A lot of public and community radio stations are in the middle of fund drives right now.  And what I don’t understand is why people don’t support them.  They take the content, but they don’t give anything back.  If these stations could afford to be altruistic, they could afford to bake and leave apple pies on the windowsill for people to take and eat and not bother to say thanks for.  But they have bills to pay.  One station in particular spends $2,000/day just to keep the lights on and pay the teeny weeny staff.

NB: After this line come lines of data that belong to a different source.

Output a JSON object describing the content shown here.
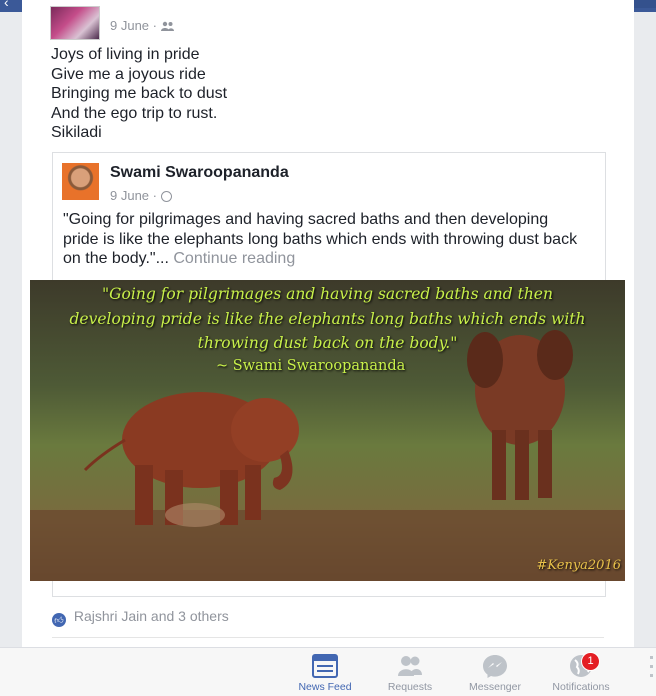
{
  "post": {
    "date": "9 June",
    "separator": "·",
    "lines": [
      "Joys of living in pride",
      "Give me a joyous ride",
      "Bringing me back to dust",
      "And the ego trip to rust.",
      "Sikiladi"
    ],
    "privacy_icon": "friends-icon"
  },
  "shared": {
    "author": "Swami Swaroopananda",
    "date": "9 June",
    "separator": "·",
    "privacy_icon": "globe-icon",
    "quote": "\"Going for pilgrimages and having sacred baths and then developing pride is like the elephants long baths which ends with throwing dust back on the body.\"...",
    "continue_label": "Continue reading"
  },
  "photo": {
    "quote_lines": [
      "\"Going for pilgrimages and having sacred baths and then",
      "developing pride is like the elephants long baths which ends with",
      "throwing dust back on the body.\""
    ],
    "author": "~ Swami Swaroopananda",
    "watermark": "#Kenya2016"
  },
  "reactions": {
    "text": "Rajshri Jain and 3 others",
    "icon": "like-icon"
  },
  "tabbar": {
    "tabs": [
      {
        "label": "News Feed",
        "icon": "news-feed-icon",
        "active": true
      },
      {
        "label": "Requests",
        "icon": "requests-icon",
        "active": false
      },
      {
        "label": "Messenger",
        "icon": "messenger-icon",
        "active": false
      },
      {
        "label": "Notifications",
        "icon": "globe-notifications-icon",
        "active": false,
        "badge": "1"
      }
    ]
  },
  "colors": {
    "brand": "#3b5998",
    "active_tab": "#4267b2",
    "badge": "#e41e24",
    "photo_text": "#c8f04a"
  }
}
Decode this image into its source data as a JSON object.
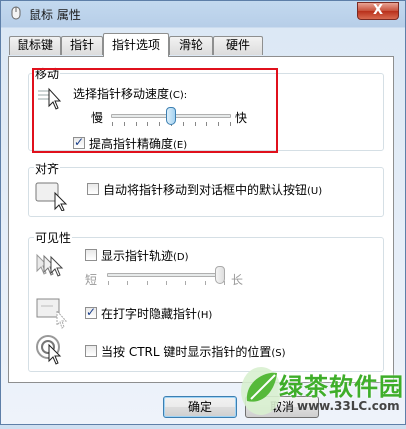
{
  "window": {
    "title": "鼠标 属性",
    "close_label": "X"
  },
  "tabs": [
    {
      "label": "鼠标键"
    },
    {
      "label": "指针"
    },
    {
      "label": "指针选项"
    },
    {
      "label": "滑轮"
    },
    {
      "label": "硬件"
    }
  ],
  "motion": {
    "group_label": "移动",
    "speed_label": "选择指针移动速度",
    "speed_hotkey": "(C):",
    "slow_label": "慢",
    "fast_label": "快",
    "speed_value": 0.5,
    "precision_label": "提高指针精确度",
    "precision_hotkey": "(E)",
    "precision_checked": true
  },
  "snap_to": {
    "group_label": "对齐",
    "label": "自动将指针移动到对话框中的默认按钮",
    "hotkey": "(U)",
    "checked": false
  },
  "visibility": {
    "group_label": "可见性",
    "trails_label": "显示指针轨迹",
    "trails_hotkey": "(D)",
    "trails_checked": false,
    "short_label": "短",
    "long_label": "长",
    "trail_length_value": 1.0,
    "hide_label": "在打字时隐藏指针",
    "hide_hotkey": "(H)",
    "hide_checked": true,
    "ctrl_label": "当按 CTRL 键时显示指针的位置",
    "ctrl_hotkey": "(S)",
    "ctrl_checked": false
  },
  "buttons": {
    "ok": "确定",
    "cancel": "取消"
  },
  "watermark": {
    "brand": "绿茶软件园",
    "url": "www.33LC.com"
  },
  "colors": {
    "highlight": "#e0101c",
    "watermark_green": "#3fae2a"
  }
}
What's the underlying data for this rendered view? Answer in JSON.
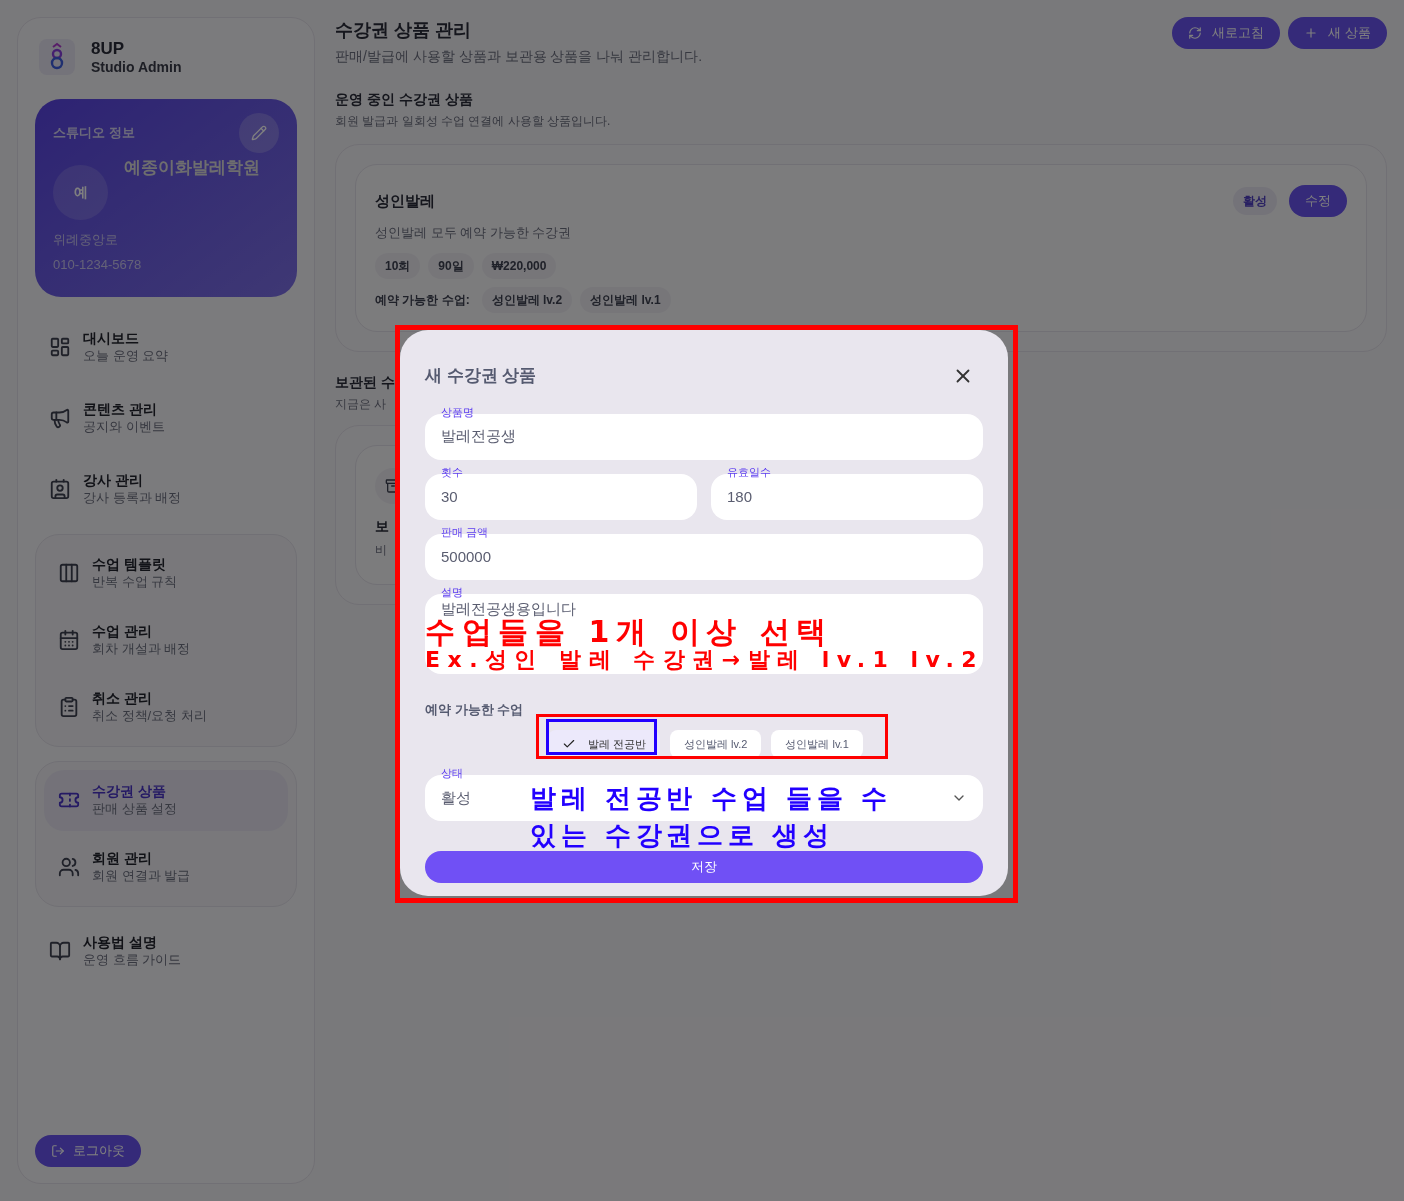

So when people whine about how pledge drives bug them, I want to produce spots that are sort of equivalent to the images on cigarette packages; in other words, very rude.  Because these folks already know the issue.  They’ve known them for years.  So the issue isn’t education anymore.  It’s, in a way, saving them from their inattentive selves.  I want to make commercials that shock and infuriate but grab them by the throat and say something like, “Remember that relationship you had that you screwed up and now everyday, you cry about what you lost?  Don’t do that again here, now.”

It sort of reminds me of how people wail and beat their chests when a local bookstore goes out of business but only as long as it takes them to turn on their IPAD and order books from Amazon.  Spare me the show.  If you care and you’re willing to work, then do.  If you don’t but want people to think you do, … ewwwww.

Written by Interviewer

October 20, 2012 at 02:15